- Assess plant performance using multiple criteria and key performance indicators;
- Design for efficiency at the outset, including the provision of adequate data management tools;
- Specify and provide adequate monitoring instrumentation and equipment;
- Adopt a holistic approach to the evaluation of environmental performance;
- Introduce and implement preventive maintenance schedules for process equipment, and ensure that monitoring equipment is calibrated regularly;
- Review power factors and control strategies regularly;
- Ensure minimum data requirements are in place to allow for efficient implementation of benchmarking, life cycle analysis and other management tools. Such analyses can then, in turn, identify significant operational efficiencies.

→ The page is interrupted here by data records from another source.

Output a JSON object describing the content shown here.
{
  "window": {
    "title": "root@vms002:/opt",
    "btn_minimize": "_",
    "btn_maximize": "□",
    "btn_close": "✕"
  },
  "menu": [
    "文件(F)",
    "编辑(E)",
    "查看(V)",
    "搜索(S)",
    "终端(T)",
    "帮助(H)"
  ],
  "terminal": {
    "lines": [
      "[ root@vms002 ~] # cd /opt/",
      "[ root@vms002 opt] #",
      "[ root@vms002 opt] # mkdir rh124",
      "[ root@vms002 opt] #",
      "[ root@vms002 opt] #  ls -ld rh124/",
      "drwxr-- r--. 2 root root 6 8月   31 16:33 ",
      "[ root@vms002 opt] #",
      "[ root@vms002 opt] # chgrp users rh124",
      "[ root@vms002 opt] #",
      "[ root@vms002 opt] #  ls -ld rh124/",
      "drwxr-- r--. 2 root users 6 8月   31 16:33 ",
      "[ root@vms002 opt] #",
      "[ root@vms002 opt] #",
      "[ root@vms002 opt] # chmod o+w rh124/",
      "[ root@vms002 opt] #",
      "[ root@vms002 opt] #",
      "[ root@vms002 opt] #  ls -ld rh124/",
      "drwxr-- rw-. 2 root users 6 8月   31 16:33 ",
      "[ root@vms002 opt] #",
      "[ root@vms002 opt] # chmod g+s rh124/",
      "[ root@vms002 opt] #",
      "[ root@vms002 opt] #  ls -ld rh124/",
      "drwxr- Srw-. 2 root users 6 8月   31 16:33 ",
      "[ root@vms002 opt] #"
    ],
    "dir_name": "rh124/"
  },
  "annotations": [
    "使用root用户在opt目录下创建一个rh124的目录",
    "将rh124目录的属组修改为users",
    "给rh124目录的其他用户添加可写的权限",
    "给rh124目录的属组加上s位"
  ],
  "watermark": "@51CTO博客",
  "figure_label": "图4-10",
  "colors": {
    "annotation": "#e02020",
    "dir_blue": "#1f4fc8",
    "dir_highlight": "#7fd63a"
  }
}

Intersectoral and multidisciplinary projects of this nature can increase understanding of the challenges faced to increase the resource efficiency of wastewater treatment in Ireland and the tools developed can inform process and operational efficiencies. This research complements and supports existing and future work to improve WWTP efficiency.
The authors acknowledge the contribution of the Project Steering Committee, comprising John Gray (consultant), Thomas Griffin (DECLG) and Dr Edmond O’Reilly (Irish Water). The authors also acknowledge the environmental assessment and testing work carried out by Niall Durham. Finally, the authors would also like to gratefully acknowledge the support of and the information provided by various local authorities and wastewater treatment plant operators without whom this research would not have been possible.
The authors would like to acknowledge the EPA for its financial support (EPA Grant Numbers 2012-W-MS-10 and 2014-W-DS-16). Further details on this study are available on the SAFER-Data section of the EPA website. The results of a follow-up project (2014-W-DS-16) which focuses on resource efficiency in small-scale WWTPs will be published towards the end of the year. This publication will contain details of life cycle and performance benchmarking assessment tools developed over the course of these studies. The project team will present the various tools developed at an event at the end of this project.http://www.engineersjournal.ie/2017/03/14/process-performance-irish-wastewater-treatment/http://www.engineersjournal.ie/wp-content/uploads/2017/03/Wastewater-treatment-1024x580.jpghttp://www.engineersjournal.ie/wp-content/uploads/2017/03/Wastewater-treatment-300x300.jpgChemEPA,Irish Water,wastewater,water